Some other reference images I found that helped inspire me:

For this warband to work in the Frostgrave format, I needed a wizard and apprentice and decided that the Otherworld model I chose for Yaztromo had a slight apprentice like feel to it, i.e, just not as powerful and dynamic as the next model I wanted to use (even though he's not in the Trolltooth Wars). A peer of Yaztromo - yes Nicodemus:

 Now this Mordheim model (actually named Nicodemus itself) has been on my painting wish-list for some time, so this seemed like a perfect opportunity to paint him up. I decided to keep the rising zombie from a previous aborted project as I can imagine Nicodemus being powerful enough to control the dark magics without them affecting him. Although it could be imagined that he does appear to have a slightly darkish side from this iconic illustration of him from the City of Thieves:

I think there is more than a passing resemblance in the miniature and in the drawing. Obviously the illustration came first. To add to this dark side I imagined for Nicodemus, I decided to paint him monochromatically which also provided a contrast with the slightly more garish attire of Yaztromo and the rest of the warband. The grey tones also provide a nice contrast with the yellowing, fetid zombie rising from the floor.

Next up is Chadda Blackmane.

I spent some time contemplating which model to use for this brooding character; in the novel he is described as knightly; armoured, broad-shouldered and stocky, with the usual courtly and garish outfit. Obviously he has dark skin and jet-black hair which I could paint onto any model... But in the end I plumped for the old Valten model- perhaps not the most appropriately dressed for the role of Darkmane, but certainly dynamic and heroic in pose and with a mane of hair waiting to be blackened by my paintbrush. Also again, a model I have long since wanted to paint. I like dynamic poses. I went for the fashionably quintessential blue and white striped trousers and strong complementary greens and reds to make him feel quite well dressed. I was tempted to add some insignia to his garments, but decided it would be too difficult and may clutter the model too.

The Mantrapper is described as an elegantly dressed gent, but a lethal, strpping swordsman.
I again returned to Otherworld Miniatures and found a bard which had a moustache, some nice robes and a foppish hat. I removed his lute and added a greenstuffed knapsack to his back to indicate that he is a mercenary and likes to collect gold and jewels (this is certainly referenced in the book and his greed is his demise). In lieu of not painting patterns onto Blackmane, I decided that the Mantrapper must be even more elegant, hence the diamond/stripe pattern on his strides and the circular motifs on his jacket. I went for nicely polished, jet black boots (working with a bit of gloss varnish here) and a light, plain neckerchief.

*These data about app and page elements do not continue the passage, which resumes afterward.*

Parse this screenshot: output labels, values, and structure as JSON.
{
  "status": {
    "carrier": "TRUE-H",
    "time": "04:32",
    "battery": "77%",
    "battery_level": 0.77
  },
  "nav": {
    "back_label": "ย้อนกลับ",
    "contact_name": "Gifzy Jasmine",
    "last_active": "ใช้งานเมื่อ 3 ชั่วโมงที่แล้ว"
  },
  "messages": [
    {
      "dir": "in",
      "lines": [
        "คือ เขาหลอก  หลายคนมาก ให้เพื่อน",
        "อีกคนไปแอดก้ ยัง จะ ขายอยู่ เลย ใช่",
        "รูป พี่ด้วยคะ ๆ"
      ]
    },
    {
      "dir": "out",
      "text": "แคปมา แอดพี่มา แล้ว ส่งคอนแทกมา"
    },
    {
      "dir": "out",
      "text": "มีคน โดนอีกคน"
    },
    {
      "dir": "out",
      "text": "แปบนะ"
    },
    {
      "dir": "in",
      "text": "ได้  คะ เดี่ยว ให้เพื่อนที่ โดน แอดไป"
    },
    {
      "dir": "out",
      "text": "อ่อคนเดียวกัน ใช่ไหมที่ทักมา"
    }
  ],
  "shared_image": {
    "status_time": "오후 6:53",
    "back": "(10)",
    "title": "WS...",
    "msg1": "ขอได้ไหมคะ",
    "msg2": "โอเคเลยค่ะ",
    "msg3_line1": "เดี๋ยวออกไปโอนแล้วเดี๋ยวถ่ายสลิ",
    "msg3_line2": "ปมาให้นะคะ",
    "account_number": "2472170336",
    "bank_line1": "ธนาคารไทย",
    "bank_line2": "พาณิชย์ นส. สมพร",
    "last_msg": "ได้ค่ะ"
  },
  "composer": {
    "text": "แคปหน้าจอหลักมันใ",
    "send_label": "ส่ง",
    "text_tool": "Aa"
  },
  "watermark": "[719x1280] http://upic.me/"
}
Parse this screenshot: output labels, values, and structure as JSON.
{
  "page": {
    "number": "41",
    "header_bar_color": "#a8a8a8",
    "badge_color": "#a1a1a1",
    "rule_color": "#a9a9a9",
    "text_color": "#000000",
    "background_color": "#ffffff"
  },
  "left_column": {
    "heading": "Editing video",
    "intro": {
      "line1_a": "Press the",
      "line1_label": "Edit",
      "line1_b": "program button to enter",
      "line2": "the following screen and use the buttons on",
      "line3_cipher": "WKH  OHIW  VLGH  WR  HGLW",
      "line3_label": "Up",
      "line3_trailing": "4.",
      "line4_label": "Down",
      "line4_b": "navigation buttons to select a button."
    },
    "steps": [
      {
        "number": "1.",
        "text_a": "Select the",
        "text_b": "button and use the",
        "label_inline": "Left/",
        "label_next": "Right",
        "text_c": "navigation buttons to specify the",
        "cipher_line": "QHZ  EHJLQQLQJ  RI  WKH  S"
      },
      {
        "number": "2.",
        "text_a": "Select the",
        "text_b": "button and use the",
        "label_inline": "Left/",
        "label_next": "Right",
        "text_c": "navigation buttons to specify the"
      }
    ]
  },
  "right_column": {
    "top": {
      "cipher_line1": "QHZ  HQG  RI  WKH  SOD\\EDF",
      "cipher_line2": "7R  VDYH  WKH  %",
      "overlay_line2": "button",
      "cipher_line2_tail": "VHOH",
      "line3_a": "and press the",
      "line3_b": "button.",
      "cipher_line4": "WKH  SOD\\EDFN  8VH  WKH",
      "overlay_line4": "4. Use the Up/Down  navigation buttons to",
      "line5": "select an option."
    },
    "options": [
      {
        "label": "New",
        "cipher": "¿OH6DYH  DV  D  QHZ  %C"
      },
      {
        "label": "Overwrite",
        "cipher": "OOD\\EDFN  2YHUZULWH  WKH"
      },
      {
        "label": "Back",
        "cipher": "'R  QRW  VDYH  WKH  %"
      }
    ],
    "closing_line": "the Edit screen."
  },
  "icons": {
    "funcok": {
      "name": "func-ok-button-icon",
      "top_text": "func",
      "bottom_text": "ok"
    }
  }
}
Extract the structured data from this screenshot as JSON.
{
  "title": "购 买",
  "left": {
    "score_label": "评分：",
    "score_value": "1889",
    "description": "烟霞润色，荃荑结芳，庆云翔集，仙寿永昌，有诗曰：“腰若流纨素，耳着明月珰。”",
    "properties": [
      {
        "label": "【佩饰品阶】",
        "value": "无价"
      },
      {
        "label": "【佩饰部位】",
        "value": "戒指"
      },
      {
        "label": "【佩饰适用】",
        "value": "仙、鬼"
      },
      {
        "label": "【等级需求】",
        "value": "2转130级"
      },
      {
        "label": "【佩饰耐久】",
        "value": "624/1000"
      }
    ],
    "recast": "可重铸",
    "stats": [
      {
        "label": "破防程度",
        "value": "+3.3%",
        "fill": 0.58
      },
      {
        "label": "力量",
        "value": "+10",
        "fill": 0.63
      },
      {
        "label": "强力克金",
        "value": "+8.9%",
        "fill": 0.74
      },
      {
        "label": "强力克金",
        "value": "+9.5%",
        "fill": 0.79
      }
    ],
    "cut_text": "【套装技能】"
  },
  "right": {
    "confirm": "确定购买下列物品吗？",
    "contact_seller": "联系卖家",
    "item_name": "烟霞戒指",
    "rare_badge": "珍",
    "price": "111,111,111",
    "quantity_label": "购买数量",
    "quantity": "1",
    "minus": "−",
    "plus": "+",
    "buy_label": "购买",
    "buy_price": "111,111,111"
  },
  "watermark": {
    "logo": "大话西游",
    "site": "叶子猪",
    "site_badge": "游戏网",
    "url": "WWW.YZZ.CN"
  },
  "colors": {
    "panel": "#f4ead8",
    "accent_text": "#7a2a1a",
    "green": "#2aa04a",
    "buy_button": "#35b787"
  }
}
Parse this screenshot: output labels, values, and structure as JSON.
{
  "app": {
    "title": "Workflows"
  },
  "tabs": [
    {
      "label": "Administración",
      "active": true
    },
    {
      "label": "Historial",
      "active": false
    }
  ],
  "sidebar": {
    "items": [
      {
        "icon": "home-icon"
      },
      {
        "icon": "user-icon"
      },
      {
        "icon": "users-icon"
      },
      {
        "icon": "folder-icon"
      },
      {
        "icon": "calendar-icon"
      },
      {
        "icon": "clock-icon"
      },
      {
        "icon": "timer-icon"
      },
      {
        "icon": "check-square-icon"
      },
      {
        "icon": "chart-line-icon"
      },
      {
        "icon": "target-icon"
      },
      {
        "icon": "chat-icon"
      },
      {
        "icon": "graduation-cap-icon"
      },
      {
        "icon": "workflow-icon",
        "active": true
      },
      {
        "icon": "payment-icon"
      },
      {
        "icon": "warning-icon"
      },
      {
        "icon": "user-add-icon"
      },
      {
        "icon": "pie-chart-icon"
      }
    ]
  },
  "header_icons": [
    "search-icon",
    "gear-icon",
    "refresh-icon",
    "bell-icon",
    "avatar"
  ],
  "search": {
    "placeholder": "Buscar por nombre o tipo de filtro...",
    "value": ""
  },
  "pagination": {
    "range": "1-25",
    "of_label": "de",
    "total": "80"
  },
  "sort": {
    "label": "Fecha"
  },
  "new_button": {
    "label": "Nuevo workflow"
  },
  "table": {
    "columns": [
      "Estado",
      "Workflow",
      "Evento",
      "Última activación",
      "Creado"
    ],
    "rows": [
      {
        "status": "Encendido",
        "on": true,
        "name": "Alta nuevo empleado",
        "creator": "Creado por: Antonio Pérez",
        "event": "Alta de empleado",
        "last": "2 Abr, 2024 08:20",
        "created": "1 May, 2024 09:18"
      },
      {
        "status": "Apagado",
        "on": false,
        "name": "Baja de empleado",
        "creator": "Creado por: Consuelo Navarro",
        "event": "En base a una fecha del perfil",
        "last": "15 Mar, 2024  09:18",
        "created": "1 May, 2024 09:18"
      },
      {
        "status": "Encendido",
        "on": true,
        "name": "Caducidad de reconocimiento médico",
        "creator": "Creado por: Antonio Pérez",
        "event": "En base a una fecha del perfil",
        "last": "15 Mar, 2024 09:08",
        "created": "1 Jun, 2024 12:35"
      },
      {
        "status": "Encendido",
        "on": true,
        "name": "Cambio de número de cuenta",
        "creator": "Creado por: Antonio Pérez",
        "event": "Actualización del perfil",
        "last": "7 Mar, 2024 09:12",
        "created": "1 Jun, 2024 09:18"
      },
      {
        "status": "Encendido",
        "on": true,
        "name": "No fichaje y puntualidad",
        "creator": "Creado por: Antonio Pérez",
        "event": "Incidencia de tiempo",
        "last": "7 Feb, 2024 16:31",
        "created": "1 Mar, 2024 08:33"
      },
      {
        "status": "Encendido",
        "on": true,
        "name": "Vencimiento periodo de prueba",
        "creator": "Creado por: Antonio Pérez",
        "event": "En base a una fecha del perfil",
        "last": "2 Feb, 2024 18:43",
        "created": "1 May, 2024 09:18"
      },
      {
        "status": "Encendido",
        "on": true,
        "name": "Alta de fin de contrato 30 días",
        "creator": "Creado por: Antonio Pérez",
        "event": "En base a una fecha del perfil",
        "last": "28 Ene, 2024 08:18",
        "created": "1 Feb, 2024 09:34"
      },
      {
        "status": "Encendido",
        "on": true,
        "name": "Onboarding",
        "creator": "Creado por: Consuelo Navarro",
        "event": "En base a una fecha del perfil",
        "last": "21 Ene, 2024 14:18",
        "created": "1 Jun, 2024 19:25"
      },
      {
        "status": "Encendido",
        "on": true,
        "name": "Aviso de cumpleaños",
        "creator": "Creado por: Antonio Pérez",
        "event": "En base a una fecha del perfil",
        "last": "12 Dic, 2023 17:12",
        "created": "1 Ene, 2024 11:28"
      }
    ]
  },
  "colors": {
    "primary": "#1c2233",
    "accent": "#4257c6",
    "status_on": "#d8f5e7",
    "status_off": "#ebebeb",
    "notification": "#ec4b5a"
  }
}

The Chervah was the most problematic model as his description in the text and from the illustrations is pretty clear.
 I should have taken some time to sculpt a head onto a goblinoid figure, but was starting to flag on this project and decided to choose a model, paint it and move on. I delved into my Citadel lead pile and found an old goblin, with moustache and decided that some garidh colours would help define him as a courtly man-servant. Given the inclination I would have sculpted some pointy shoes, a large, round head and some ruffs too.

Finally to complete the group of adventurers (and even through it's not mentioned in the story) I felt that they needed a beast of burden to carry all the assortment of weapons, provisions, spellbooks etc as they wandered around adventuring.
This model is another Otherworld sculpt and fitted in perfectly with the group. I imagine the Chervah to be in control of the mule. I did a little bit of research on colour and pattern choices for the mules coat and decided that a reddish tanned colour contrasting with an off-white underbelly would do the trick:

I'm currently reading the subsequent novels to the Trolltooth Wars; Demonslayer has Gan the smith's apprentice as a pivotal character, so he may well make an appreance in the future to add to this band of Fighting Fantasy adventurers...